# Directions for this task
Where does the word "true" occur in the entries below? Copy every line that has it.

# Data to use
+===+

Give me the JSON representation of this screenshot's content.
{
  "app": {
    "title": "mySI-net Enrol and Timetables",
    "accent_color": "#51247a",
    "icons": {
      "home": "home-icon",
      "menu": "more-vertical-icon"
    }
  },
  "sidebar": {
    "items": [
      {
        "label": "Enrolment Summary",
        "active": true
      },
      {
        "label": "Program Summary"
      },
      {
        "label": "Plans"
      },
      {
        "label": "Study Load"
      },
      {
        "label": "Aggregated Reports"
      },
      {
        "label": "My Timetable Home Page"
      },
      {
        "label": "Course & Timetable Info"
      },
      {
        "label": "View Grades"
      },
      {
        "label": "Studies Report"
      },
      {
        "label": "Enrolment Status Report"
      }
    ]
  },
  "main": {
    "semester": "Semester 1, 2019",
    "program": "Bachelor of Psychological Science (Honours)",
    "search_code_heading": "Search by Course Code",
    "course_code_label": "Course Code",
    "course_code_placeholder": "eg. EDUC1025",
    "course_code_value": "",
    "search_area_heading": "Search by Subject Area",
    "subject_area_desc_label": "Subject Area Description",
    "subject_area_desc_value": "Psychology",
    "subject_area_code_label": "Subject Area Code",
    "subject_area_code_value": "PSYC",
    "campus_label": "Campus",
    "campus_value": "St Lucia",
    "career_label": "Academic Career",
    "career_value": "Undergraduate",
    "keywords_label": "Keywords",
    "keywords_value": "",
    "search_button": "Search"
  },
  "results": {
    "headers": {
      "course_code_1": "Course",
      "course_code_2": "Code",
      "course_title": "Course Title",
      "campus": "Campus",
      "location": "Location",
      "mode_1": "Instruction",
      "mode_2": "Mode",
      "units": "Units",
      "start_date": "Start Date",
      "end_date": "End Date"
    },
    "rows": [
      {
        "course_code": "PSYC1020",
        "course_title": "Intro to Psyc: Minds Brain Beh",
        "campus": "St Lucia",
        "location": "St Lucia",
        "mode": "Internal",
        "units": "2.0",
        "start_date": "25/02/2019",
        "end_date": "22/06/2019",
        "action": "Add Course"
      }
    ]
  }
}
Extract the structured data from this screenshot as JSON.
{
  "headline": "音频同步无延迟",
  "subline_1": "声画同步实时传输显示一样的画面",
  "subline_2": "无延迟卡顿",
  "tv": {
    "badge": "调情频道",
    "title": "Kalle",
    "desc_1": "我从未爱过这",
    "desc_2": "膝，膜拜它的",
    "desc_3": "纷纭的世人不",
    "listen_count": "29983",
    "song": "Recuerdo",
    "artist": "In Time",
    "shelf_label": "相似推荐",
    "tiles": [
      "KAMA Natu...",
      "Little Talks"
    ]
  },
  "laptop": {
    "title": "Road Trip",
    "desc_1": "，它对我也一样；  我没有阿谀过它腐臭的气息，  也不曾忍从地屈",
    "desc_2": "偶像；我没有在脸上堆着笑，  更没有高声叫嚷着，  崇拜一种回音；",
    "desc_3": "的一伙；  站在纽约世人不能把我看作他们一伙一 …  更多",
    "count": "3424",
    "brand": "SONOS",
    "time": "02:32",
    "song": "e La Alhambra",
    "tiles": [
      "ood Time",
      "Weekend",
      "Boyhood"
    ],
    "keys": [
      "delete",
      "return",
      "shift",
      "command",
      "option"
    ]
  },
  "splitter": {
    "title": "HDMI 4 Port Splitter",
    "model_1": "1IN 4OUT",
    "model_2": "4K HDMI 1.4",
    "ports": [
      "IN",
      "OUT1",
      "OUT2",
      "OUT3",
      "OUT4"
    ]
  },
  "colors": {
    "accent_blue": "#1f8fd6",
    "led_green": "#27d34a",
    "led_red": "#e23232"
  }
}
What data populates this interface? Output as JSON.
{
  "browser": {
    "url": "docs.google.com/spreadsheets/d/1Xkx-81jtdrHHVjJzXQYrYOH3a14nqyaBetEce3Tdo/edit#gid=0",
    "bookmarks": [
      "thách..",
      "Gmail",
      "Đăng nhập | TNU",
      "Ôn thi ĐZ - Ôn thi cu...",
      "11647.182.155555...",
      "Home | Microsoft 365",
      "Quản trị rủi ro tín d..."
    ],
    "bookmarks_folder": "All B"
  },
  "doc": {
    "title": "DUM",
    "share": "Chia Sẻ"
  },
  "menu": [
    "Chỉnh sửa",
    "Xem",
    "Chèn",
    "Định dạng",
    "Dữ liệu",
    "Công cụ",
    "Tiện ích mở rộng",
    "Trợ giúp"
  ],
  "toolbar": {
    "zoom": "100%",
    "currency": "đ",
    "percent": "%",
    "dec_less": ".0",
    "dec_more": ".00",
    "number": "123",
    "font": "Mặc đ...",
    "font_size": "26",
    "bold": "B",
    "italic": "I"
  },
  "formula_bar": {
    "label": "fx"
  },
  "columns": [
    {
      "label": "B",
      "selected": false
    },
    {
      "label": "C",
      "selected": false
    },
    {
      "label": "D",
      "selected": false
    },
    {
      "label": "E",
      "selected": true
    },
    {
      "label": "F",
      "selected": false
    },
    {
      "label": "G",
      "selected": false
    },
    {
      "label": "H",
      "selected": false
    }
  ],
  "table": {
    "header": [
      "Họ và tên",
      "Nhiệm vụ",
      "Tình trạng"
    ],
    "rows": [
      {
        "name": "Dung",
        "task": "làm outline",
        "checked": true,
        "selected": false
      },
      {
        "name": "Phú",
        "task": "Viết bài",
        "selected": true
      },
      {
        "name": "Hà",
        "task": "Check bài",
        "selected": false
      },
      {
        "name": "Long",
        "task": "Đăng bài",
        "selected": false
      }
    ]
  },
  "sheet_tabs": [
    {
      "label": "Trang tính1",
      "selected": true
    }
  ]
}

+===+

# Expected answer
        "active": true
      "selected": true
        "checked": true,
        "selected": true
      "selected": true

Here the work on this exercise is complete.